Russia's decision to arrest Wall Street Journal reporter Evan Gershkovich on espionage charges back in March was widely seen as an example of hostage-taking, and Moscow’s actions since have only perpetuated this perception. For instance, Russia's Foreign Ministry denied an upcoming consular visit to Gershkovich in retaliation for the U.S. decision to not grant several Russian journalists the requisite visas they required to travel to the States. The Foreign Ministry also warned that, beyond refusing access to Gershkovich, Moscow was developing other "retaliatory measures." Immediately after Washington declined to issue the visas, Russian Foreign Minister Sergei Lavrov warned that Russia "will not forgive this," and began threatening retaliation. The Russian journalists in question had planned to accompany Lavrov during his visit to the United Nations in New York. (The Moscow Times, April 27, 2023) 

Since the beginning of Russia's invasion of Ukraine, many countries with ties to the Kremlin have chosen to abstain from United Nations resolutions condemning Moscow's actions. That, however, may be changing. China unexpectedly supported a UN resolution which expressly acknowledges that Russia engaged in military aggression against Georgia in the past and is currently engaging in military aggression against Ukraine. Moreover, other countries that have abstained from condemning Russia in the past voted for the resolution as well. India, Brazil, and Kazakhstan all chose to support the measure, and it was backed by 122 countries in total, with only 5 voting against and 18 abstaining. The resolution, while not expressly focused on the war in Ukraine, called for cooperation between the Council of Europe and the United Nations to address issues in Europe such as "unprecedented challenges facing Europe, after Russia's aggression against Ukraine and Georgia." (Kyiv Post, May 1, 2023) 

Mikhail Fridman, one of Russia's richest men, is currently seeking sanctions relief from the European Union, claiming that he's been wrongly swept up in Western sanctions against the Kremlin stemming from the Ukraine war. But, behind the scenes, companies linked to the magnate have been found to in fact be supporting Russian forces in Ukraine in various ways, from insuring vehicles used by Russia's National Guard units to supplying the military with equipment and uniforms. An investigation by Current Time and Radio Svoboda Ukrainefound that the X5 Retail Group, of which Fridman is a shareholder, has been cooperating with the Russian Ministry of Defense's supply chain, known as VOENTORG. Another Fridman-linked company, AlfaStrakhovanie, also received $3.2 million dollars over the last five years for insuring Russian National Guard vehicles which have been used in Ukraine. 

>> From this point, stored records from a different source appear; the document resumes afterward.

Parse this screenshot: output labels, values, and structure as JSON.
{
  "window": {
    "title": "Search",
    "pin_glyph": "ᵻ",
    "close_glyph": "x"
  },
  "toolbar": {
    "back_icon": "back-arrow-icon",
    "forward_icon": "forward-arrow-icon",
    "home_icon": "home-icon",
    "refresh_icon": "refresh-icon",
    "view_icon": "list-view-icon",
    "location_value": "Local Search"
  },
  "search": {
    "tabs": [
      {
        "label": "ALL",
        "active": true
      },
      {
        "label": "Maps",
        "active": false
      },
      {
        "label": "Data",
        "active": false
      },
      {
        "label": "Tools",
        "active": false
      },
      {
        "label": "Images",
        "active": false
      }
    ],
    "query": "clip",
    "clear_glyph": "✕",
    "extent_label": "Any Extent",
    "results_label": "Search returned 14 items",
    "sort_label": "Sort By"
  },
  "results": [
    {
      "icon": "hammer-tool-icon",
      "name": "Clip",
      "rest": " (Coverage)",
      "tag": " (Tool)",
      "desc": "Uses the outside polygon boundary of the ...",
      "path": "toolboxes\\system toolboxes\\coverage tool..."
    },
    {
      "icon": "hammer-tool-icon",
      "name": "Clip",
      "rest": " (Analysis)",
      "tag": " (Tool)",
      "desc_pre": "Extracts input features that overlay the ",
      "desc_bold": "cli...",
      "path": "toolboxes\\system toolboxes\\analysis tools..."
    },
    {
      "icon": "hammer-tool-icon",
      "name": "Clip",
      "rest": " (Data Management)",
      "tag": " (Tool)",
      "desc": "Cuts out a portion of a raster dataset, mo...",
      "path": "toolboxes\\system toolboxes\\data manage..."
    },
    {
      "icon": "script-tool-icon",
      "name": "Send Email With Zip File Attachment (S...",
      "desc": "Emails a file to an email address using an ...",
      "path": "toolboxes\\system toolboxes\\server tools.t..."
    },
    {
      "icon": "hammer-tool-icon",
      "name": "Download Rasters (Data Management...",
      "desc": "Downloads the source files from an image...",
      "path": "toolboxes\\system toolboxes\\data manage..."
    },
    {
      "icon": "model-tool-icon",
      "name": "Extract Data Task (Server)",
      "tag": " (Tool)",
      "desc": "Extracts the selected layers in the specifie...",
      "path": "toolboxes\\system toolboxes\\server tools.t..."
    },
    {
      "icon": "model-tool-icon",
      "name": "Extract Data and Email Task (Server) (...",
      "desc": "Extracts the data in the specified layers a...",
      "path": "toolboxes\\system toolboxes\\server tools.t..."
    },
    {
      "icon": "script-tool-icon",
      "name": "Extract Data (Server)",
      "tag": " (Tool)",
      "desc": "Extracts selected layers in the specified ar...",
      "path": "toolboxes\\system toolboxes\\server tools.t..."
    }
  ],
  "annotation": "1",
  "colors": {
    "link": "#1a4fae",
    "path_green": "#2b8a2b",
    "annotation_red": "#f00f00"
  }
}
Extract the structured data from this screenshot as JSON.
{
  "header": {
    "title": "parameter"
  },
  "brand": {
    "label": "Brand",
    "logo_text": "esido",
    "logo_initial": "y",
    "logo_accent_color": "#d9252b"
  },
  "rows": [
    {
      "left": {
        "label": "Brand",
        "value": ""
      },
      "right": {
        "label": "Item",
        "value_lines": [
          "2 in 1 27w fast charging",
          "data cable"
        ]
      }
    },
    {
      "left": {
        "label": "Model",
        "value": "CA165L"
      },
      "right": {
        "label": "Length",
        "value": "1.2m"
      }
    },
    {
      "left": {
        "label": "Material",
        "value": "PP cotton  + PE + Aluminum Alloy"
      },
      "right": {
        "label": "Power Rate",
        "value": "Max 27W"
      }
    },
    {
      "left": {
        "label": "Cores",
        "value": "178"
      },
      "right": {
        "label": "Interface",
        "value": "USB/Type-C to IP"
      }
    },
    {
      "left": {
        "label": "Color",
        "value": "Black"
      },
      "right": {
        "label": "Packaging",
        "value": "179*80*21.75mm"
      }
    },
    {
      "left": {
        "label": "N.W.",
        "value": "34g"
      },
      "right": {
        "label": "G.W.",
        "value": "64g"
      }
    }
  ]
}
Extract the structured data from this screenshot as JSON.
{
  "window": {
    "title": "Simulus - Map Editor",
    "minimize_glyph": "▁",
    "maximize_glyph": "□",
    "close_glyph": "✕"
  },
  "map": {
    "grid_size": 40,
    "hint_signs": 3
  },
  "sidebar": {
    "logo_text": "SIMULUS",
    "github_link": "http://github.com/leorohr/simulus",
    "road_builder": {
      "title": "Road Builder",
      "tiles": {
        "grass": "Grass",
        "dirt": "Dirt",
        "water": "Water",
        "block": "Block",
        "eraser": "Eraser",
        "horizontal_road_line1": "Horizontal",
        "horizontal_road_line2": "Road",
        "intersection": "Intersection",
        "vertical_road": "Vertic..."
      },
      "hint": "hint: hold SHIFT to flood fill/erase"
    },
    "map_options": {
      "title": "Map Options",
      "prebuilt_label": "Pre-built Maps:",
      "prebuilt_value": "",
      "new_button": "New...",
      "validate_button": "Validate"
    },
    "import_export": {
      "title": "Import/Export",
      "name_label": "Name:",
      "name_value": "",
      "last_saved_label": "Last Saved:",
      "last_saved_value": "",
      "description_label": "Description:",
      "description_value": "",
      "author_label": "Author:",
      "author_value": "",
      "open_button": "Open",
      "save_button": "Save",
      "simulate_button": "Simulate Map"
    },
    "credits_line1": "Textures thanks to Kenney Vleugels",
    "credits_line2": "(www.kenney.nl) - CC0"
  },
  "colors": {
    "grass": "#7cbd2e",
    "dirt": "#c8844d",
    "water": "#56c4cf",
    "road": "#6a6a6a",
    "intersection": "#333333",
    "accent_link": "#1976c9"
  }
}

Fridman has attempted to contextualize these facts by claiming that, while he remains a shareholder in these companies, he has withdrawn "from all management bodies" since the start of Russia's Ukraine war in February 2022. Interestingly, Fridman is considered by many to be a part of the Russian political opposition to President Vladimir Putin – leading a number of noted activists to call for leniency with regard to his treatment. (The Moscow Times, May 2, 2023)